Your reply should consist of the entries, copied exactly and stripped of images.

*****

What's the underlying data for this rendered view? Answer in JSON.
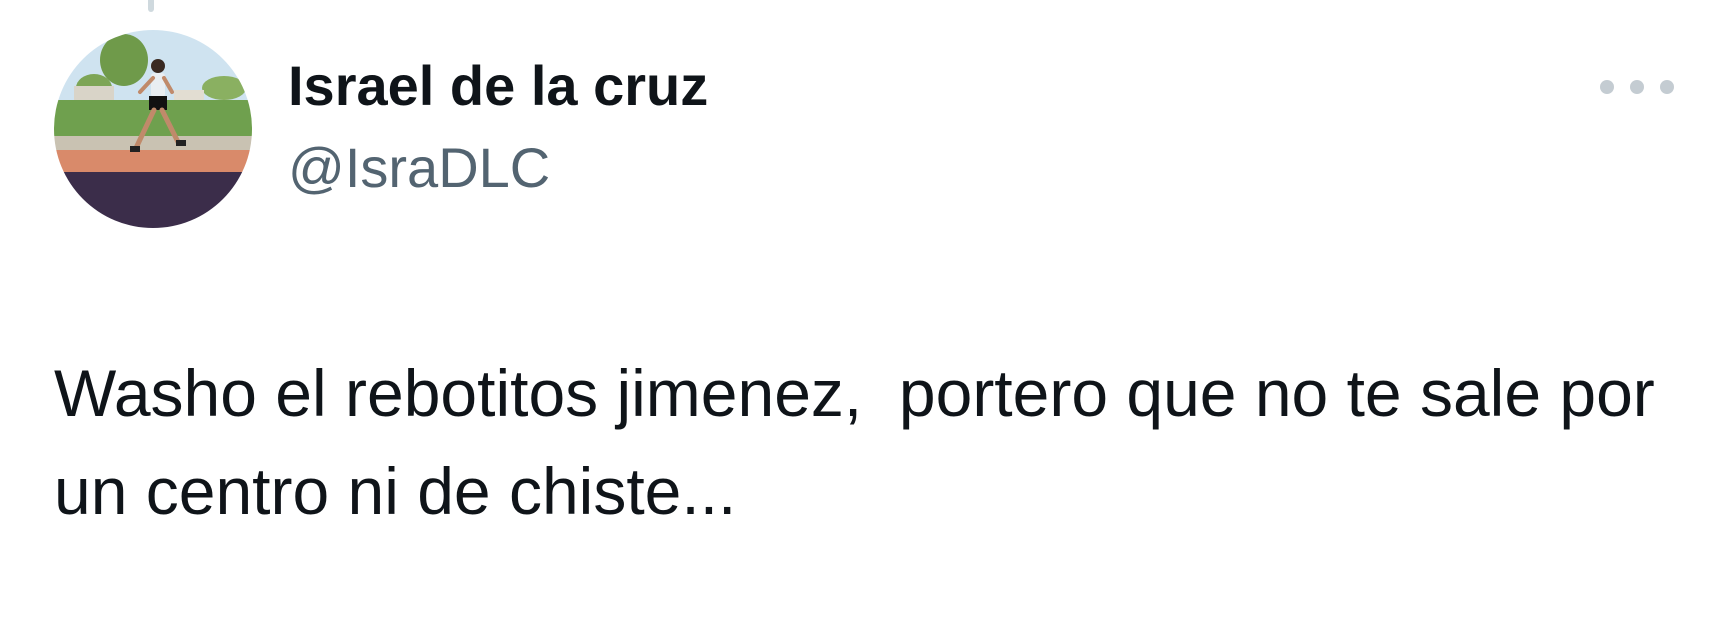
{
  "tweet": {
    "author": {
      "display_name": "Israel de la cruz",
      "handle": "@IsraDLC",
      "avatar_icon": "runner-photo"
    },
    "more_icon": "more-horizontal-icon",
    "text": "Washo el rebotitos jimenez,  portero que no te sale por un centro ni de chiste..."
  },
  "colors": {
    "primary_text": "#0f1419",
    "secondary_text": "#536471",
    "icon_muted": "#c4ccd2",
    "background": "#ffffff"
  }
}
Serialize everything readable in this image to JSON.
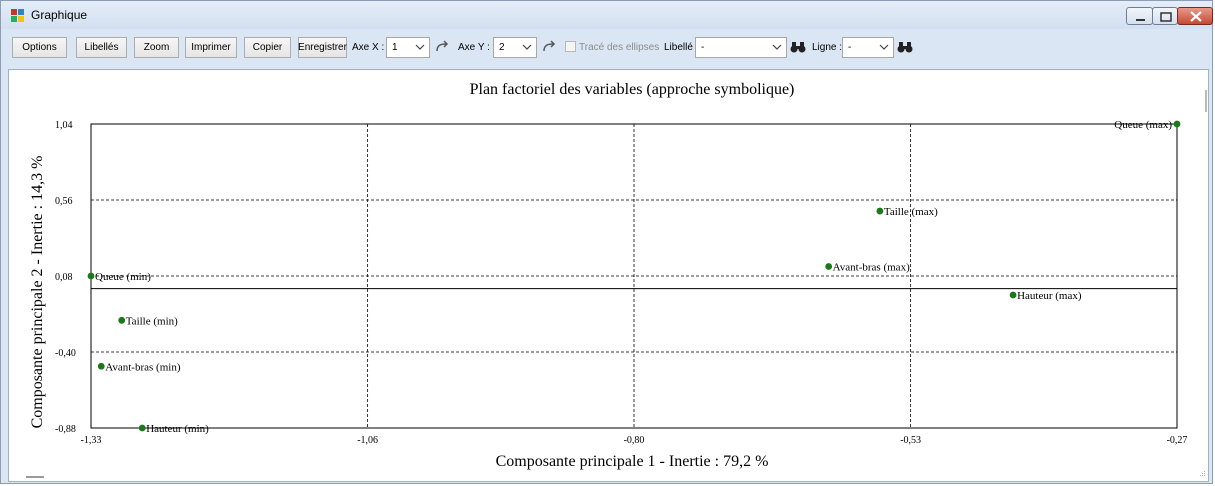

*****

** Response to this exercise **
What's the underlying data for this rendered view? Answer in JSON.
{
  "tweet": {
    "author": {
      "display_name": "Israel de la cruz",
      "handle": "@IsraDLC",
      "avatar_icon": "runner-photo"
    },
    "more_icon": "more-horizontal-icon",
    "text": "Washo el rebotitos jimenez,  portero que no te sale por un centro ni de chiste..."
  },
  "colors": {
    "primary_text": "#0f1419",
    "secondary_text": "#536471",
    "icon_muted": "#c4ccd2",
    "background": "#ffffff"
  }
}
Serialize everything readable in this image to JSON.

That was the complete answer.